We are surrounded by natural and man-made structures that **deform** when subjected to loadings. These structures span a wide spectrum of length scales, from suspension bridges and aircrafts all the way down to spider webs, human hair, micro-electro-mechanical systems, and cell membranes. In this course, we will focus on slender bodies, which by virtue of their elongated aspect can be modeled as **curvilinear** media. This simplified geometry permits the introduction of the fundamental concepts of the mechanics of deformable solids without recourse to the heavy mathematical formalism that is inherent to the description of their three-dimensional counterparts. It will thus allow us to solve problems and comprehend phenomena (such as the buckling of elastic beams) involving geometric or behavioral **nonlinearities **that, in three dimensions, do not lend themselves to analytical treatment.

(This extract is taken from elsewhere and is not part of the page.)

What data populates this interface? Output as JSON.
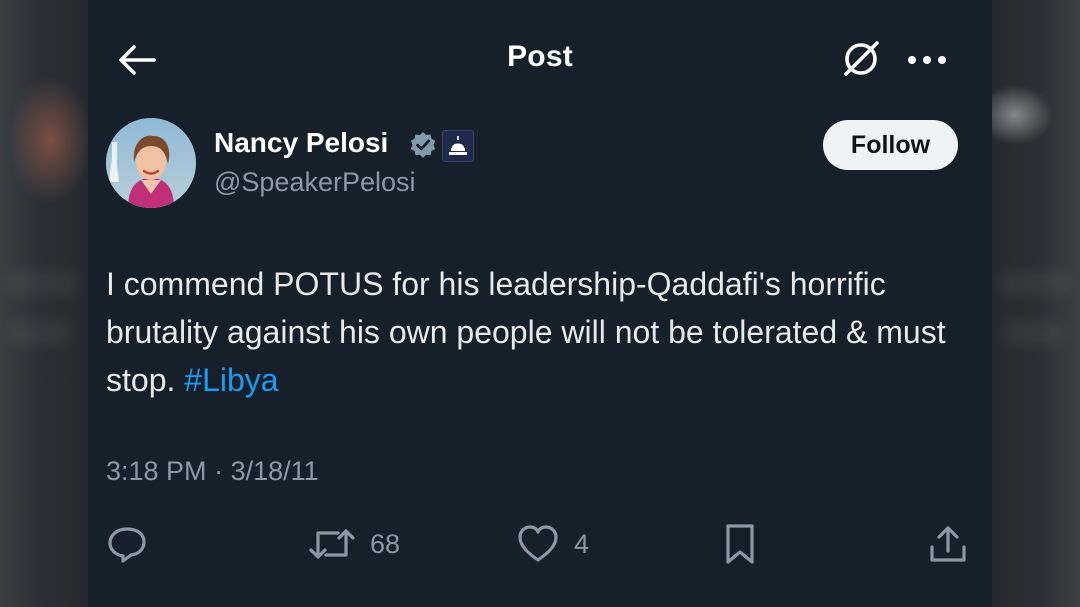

We will cover the following topics:

- Geometry, deformation, and kinematics of curvilinear media
- External and internal forces and couples, equilibrium equations
- Constitutive relations, including rigid bars, extensible strings, and elastic rods
- Boundary value problems associated with various models: elastic strings, beams, and arcs
- Euler's elastica (and, time permitting, its boundary layer)
- Linearized elasticity of slender bodies and its applications
- Stability of conservative systems (first discrete systems, later, via the calculus of variations, continuous systems)

and, time permitting,

- Dynamics: wave propagation in elastic beams, forced and free vibrations of elastic rods

Prerequisites: Some knowledge of ordinary differential equations would be helpful. As would be PHY 101, 102, 105, 201, and 206. Otherwise, the course will be mostly self-contained.

- Teaching coordinator: Allain Jean-Marc
- Teaching coordinator: Jabbour Michel